▶ Activity
Write out each line from the data below that includes the word "color".

___ Stored data

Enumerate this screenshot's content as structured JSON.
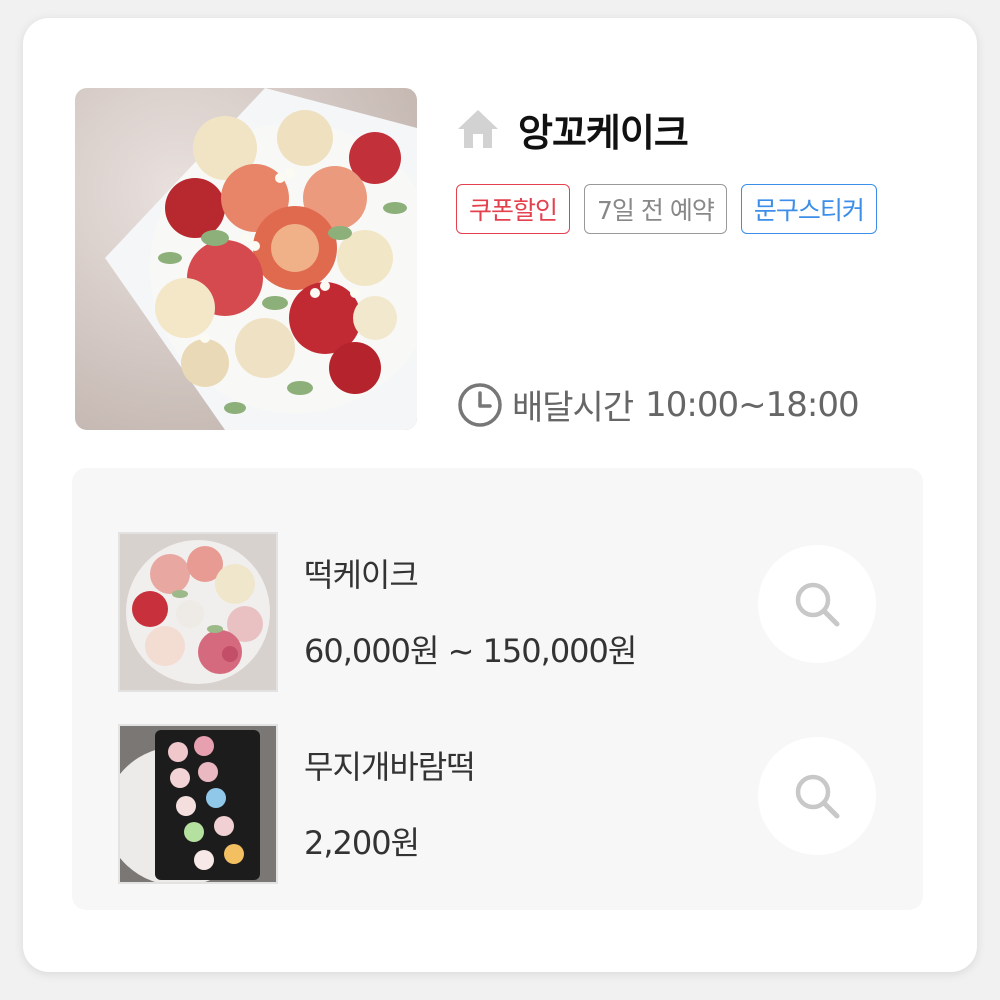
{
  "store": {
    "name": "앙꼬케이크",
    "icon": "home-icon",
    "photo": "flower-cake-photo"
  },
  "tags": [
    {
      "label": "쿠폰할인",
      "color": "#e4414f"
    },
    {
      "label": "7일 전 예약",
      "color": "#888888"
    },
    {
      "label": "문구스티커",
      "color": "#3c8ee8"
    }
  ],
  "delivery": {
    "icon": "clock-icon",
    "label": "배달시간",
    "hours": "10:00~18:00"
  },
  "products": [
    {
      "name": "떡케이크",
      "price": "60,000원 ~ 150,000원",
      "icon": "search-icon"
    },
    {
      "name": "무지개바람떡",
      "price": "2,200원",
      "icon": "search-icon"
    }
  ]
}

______

▶ Solution to this task
      "color": "#e4414f"
      "color": "#888888"
      "color": "#3c8ee8"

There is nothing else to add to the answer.